NEW YORK -- A federal subpoena seeking documents from Donald Trump's inaugural committee is part of "a hysteria" over the fact that he's president, White House press secretary Sarah Sanders said on Tuesday.
Federal prosecutors in New York issued the wide-ranging subpoena Monday, furthering a federal inquiry into a fund that has faced mounting scrutiny into how it raised and spent $107 million on events celebrating Trump's 2017 inauguration.
Inaugural committee spokeswoman Kristin Celauro told The Associated Press the committee was still reviewing the subpoena and "It is our intention to cooperate with the inquiry."
The investigation is the latest in a series of criminal inquiries into Trump's campaign and presidency.
"Actually, I think the common thread is a hysteria over the fact that this president became president," Sanders said Tuesay in response to a CNN question. "The common thread is that there is so much hatred out there that they will look for anything to try to create and tie problems to this president."
Later, Sanders told reporters the investigation "has nothing to do with the White House."
"I think the biggest focus and the thing that most Americans care about has nothing to do with the inaugural and it has everything to do with what the path forward looks like," she said.
The subpoena seeks "all documents" related to the committee's donors and vendors, as well as records relating to "benefits" donors received after making contributions, according to a person familiar with the document.

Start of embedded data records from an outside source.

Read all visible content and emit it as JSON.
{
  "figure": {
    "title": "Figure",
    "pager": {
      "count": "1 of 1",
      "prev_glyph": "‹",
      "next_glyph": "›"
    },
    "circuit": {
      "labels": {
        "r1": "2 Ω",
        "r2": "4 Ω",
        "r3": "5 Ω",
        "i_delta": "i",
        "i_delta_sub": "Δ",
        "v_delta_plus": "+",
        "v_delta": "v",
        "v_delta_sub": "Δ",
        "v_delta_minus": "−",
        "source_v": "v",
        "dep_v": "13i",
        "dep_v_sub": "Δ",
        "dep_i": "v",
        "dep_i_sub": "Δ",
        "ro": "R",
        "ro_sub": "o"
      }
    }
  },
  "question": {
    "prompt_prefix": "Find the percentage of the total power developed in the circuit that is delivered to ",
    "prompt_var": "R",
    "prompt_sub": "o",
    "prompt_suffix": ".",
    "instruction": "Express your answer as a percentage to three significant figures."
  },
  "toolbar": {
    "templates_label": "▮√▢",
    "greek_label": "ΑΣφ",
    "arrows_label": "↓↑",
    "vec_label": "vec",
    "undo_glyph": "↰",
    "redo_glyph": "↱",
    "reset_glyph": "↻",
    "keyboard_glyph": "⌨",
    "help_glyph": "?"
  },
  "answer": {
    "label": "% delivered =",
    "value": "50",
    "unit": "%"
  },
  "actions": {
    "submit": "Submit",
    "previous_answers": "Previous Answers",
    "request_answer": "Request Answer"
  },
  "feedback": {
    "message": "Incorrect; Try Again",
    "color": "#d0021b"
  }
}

The person was not authorized to discuss the ongoing investigation and spoke to The Associated Press on condition of anonymity.
"They want everything," the person said, referring to federal prosecutors.
The U.S. Attorney's Office in Manhattan declined to comment.
According to the subpoena, prosecutors are investigating a host of possible federal crimes, including mail fraud, wire fraud, conspiracy, money laundering and disclosure violations.
Among other things, the subpoena sought documents related to any payments made by donors "directly to contractors and/or vendors" who worked for the committee, the person familiar with the document said. Any such payments sent directly from donors to vendors, without being passed through the committee, could potentially violate public disclosure laws.
The subpoena also requested documents relating to donations "made by or on behalf of foreign nationals, including but not limited to any communications regarding or relating to the possibility of donations by foreign nationals," the person familiar with the document said.
The New York Times reported late last year that federal prosecutors were examining whether anyone from Qatar, Saudi Arabia or other Middle Eastern countries made illegal payments to the committee and a pro-Trump super political action committee. Foreign contributions to inaugural funds and PACs are prohibited under federal law.
The head of the inaugural committee, Tom Barrack, confirmed to The Associated Press that he was questioned by special counsel Robert Mueller in 2017. But he told The AP last year that he is not a target of the Mueller investigation, which is focused on Russian interference in the 2016 elections.
The subpoena issued Monday does not mention Barrack or any members of the inaugural committee by name.
But it did request documents related to Imaad Zuberi, a Los Angeles based financier, and his company, Avenue Ventures, which gave $900,000 to the inaugural committee. Zuberi's company also gave $100,000 to the Cleveland 2016 Host Committee to pay off debt from the 2016 Republican National Convention.
Zuberi has given more than $1.1 million to Trump-backed organizations and has accompanied the foreign minister of Qatar during meetings with Trump officials.
A spokesman for Zuberi, Steve Rabinowitz, said Zuberi has not had any contact with federal investigators about the inaugural committee.
"It's well known that after supporting President Obama and later Hillary Clinton, Imaad gave generously and directly to the Trump inaugural committee but others gave substantially more," Rabinowitz said. "If in fact he is named on this subpoena, never mind somehow named alone, he is bewildered why."
The subpoena also seeks records involving the committee's dealings with Stripe, a credit-card processing company based in San Francisco that handled online payments for the committee.
A Stripe spokesman declined to comment on the prosecutors' request but said in a statement the company receives "hundreds of subpoenas and other law enforcement requests in the normal course of business, as do other infrastructure companies of our scale."
Day reported from Washington. Associated Press writers Darlene Superville in Washington and Bernard Condon in New York contributed reporting.